■ **TASK DESCRIPTION**
Using the listing below, show all lines that hold the word "UIImage".
:: EXTRACTED ENTRIES
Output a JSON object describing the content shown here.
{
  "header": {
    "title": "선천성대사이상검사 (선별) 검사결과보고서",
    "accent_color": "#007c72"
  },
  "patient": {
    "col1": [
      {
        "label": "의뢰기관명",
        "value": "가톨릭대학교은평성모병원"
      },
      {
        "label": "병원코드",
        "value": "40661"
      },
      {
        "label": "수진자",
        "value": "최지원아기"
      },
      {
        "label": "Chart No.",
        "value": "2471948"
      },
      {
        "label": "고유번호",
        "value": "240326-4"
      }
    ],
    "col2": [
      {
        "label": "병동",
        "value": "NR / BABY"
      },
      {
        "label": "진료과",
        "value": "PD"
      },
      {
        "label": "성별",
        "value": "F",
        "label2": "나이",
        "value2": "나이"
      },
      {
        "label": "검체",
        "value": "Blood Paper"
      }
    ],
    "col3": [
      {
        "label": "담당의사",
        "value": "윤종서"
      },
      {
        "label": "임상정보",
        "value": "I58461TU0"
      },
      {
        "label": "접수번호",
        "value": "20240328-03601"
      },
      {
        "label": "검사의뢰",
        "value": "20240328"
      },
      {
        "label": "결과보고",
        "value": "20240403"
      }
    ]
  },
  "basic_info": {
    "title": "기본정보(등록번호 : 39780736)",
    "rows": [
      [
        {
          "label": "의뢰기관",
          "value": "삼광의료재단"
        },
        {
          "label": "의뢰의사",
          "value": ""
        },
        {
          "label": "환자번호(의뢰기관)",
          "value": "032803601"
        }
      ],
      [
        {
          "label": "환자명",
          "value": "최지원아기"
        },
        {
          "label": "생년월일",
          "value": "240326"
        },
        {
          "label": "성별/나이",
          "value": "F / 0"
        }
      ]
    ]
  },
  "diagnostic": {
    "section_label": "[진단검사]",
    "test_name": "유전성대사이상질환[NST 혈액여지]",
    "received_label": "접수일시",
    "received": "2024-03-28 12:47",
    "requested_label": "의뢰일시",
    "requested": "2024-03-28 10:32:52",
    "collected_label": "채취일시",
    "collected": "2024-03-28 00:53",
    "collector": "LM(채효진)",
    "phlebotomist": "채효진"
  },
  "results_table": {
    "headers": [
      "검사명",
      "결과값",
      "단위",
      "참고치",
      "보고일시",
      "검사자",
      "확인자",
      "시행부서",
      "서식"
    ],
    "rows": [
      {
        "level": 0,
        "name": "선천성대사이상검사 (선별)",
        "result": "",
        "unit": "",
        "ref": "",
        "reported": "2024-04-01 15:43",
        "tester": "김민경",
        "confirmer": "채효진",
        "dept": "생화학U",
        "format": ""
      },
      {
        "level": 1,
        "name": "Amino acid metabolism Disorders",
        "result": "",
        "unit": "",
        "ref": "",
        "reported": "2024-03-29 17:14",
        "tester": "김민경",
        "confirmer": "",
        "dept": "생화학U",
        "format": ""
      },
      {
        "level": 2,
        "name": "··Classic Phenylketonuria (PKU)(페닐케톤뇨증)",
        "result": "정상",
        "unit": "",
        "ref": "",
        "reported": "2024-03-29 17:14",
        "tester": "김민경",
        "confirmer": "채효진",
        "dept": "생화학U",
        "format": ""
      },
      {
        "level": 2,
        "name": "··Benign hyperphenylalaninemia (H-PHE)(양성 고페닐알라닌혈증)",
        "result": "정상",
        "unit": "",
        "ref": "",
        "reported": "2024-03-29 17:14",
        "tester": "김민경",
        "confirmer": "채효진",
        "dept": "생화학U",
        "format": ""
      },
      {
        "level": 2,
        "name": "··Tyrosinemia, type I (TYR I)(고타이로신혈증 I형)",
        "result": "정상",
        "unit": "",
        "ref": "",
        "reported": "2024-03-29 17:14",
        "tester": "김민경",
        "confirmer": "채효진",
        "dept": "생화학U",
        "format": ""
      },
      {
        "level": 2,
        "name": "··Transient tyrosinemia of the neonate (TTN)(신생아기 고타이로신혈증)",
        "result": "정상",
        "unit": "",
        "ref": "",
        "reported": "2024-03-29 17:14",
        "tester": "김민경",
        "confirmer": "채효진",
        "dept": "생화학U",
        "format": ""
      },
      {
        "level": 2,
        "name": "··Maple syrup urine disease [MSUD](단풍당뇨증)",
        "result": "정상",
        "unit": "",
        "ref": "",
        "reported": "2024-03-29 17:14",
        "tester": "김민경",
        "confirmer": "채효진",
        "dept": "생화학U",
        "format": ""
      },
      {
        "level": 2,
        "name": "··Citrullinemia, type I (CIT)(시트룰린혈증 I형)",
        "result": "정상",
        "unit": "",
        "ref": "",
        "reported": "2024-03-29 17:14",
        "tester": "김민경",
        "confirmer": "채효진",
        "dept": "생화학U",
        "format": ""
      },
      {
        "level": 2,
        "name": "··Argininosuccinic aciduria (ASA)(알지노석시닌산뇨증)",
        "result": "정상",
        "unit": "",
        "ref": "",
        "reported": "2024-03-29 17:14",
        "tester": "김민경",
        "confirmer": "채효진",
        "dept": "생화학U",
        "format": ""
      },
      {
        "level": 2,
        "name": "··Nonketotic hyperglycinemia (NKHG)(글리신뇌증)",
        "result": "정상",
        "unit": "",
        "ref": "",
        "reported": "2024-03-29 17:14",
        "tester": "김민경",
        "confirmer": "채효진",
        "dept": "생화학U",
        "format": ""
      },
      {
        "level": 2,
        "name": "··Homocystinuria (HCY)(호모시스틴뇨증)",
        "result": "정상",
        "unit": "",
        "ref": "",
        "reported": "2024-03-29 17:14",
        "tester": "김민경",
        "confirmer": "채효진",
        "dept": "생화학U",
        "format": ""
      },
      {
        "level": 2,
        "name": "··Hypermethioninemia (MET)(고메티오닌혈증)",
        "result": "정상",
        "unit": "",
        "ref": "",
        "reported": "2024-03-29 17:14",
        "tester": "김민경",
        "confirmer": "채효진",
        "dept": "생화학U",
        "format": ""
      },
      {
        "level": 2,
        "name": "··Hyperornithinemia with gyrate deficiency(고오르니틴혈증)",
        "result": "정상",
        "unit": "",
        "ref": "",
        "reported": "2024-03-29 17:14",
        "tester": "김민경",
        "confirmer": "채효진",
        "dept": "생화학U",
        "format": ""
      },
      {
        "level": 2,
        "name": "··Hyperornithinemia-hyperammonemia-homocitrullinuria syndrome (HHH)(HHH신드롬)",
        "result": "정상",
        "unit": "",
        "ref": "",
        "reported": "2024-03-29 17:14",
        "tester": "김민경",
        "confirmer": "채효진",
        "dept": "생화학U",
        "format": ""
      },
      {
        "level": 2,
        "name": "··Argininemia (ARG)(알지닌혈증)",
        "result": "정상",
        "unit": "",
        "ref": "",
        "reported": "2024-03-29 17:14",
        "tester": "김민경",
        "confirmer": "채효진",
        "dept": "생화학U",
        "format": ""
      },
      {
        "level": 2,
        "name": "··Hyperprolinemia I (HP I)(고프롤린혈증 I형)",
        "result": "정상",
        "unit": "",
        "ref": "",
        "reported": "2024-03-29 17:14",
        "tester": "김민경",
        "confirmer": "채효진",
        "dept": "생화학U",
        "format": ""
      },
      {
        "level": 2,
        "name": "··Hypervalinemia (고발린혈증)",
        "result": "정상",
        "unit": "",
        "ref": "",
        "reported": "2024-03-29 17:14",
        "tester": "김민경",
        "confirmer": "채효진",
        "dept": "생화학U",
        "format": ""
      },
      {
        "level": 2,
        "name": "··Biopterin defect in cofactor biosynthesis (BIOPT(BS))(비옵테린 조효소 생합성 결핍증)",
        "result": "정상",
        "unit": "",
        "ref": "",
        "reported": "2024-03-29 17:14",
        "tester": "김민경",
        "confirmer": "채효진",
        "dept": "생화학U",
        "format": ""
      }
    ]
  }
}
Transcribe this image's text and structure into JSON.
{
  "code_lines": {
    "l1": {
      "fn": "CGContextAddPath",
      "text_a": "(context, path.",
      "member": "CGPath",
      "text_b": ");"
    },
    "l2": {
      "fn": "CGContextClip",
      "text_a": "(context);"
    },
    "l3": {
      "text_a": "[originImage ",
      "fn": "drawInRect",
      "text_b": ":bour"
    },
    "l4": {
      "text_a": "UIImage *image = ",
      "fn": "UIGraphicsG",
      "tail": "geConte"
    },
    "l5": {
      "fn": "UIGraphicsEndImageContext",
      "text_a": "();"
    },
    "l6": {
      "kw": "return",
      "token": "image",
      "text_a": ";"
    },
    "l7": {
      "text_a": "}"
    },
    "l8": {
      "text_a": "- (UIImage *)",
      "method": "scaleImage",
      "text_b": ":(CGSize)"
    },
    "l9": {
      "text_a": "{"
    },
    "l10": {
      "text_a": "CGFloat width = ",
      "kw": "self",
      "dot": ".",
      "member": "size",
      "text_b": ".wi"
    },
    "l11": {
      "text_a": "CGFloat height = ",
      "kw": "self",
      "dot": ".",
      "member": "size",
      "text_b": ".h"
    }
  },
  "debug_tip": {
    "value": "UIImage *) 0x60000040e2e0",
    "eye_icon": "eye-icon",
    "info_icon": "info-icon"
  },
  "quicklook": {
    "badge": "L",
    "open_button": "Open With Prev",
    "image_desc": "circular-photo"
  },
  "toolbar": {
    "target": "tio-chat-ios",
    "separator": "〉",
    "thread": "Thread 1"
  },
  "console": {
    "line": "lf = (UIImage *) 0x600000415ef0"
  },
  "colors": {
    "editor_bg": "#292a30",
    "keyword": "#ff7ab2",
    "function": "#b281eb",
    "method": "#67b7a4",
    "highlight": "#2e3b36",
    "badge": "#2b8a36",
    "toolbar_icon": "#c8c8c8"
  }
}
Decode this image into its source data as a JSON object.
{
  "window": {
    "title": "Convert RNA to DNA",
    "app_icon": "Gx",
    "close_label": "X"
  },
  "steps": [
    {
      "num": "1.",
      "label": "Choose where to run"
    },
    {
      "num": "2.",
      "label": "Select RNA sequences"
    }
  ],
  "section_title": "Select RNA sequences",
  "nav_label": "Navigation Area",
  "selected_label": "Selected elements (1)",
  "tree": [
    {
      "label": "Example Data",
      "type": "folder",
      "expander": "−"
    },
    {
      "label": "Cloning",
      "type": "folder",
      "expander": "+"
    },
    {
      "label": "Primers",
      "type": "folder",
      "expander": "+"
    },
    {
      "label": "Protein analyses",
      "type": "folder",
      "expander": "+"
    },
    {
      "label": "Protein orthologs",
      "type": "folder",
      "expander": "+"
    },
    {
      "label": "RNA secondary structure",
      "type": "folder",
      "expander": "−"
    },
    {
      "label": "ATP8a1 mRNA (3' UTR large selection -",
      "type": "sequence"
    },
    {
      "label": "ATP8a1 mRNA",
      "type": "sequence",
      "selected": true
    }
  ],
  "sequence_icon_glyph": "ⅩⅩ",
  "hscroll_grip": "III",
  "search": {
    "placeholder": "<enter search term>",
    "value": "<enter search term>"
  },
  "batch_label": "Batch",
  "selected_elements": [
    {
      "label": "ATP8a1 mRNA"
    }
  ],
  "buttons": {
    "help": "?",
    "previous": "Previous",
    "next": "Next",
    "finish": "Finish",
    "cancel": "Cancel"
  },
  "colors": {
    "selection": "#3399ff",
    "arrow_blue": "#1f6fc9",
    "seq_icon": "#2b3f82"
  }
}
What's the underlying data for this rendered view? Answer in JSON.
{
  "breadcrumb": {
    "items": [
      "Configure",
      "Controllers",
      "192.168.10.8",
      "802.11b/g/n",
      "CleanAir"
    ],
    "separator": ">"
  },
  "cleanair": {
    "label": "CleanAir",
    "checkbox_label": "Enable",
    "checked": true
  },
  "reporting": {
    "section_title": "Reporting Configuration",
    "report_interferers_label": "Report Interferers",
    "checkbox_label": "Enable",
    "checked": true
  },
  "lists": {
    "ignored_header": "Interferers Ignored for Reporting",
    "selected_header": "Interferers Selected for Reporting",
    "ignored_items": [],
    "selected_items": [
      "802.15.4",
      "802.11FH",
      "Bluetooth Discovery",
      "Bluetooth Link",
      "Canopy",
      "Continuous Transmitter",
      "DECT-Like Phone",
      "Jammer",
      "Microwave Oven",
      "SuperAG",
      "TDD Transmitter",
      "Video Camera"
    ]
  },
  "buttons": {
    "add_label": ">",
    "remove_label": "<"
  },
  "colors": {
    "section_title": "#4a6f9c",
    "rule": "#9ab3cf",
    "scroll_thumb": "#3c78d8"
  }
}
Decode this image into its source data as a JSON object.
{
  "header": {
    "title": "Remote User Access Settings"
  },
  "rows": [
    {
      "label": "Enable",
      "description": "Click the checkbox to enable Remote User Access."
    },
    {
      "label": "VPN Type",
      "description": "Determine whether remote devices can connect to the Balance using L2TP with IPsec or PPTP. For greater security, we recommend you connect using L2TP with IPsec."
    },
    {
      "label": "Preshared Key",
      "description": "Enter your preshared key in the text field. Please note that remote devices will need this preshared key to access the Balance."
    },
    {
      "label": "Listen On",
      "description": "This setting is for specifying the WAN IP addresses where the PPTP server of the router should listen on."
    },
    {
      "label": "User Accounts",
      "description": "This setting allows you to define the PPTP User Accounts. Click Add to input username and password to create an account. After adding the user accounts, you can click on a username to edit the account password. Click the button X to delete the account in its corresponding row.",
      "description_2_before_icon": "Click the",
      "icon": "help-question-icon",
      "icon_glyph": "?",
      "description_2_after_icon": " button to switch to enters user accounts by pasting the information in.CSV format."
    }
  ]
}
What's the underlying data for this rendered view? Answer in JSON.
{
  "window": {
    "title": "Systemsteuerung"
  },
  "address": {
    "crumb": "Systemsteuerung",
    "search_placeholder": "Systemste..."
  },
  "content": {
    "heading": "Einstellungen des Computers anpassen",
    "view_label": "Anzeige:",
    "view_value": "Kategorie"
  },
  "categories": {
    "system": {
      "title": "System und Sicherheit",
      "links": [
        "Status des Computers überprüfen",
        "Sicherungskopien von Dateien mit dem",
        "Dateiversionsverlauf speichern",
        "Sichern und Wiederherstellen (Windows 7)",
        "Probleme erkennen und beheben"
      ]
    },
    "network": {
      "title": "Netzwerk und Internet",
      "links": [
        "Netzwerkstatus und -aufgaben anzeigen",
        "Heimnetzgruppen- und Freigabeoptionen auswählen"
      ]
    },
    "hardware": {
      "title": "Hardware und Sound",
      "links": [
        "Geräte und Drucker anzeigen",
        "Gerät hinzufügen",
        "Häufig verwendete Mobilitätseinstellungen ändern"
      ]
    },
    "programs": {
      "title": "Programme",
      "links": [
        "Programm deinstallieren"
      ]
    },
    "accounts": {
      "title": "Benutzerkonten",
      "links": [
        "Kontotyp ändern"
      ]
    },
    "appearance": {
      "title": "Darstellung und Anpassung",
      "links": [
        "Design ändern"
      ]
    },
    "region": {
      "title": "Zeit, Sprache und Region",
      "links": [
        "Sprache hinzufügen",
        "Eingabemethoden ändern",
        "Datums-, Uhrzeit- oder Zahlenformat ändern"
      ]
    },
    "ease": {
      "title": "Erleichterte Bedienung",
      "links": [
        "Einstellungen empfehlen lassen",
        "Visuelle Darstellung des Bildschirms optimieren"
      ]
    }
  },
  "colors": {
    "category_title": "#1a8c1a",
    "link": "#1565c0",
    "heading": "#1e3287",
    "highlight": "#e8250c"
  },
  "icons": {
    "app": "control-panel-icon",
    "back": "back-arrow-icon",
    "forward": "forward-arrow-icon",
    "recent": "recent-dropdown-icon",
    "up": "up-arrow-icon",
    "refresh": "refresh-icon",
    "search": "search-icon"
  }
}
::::
■ **SOLUTION FOR THIS PROBLEM**
      "text_a": "UIImage *image = ",
      "text_a": "- (UIImage *)",
    "value": "UIImage *) 0x60000040e2e0",
    "line": "lf = (UIImage *) 0x600000415ef0"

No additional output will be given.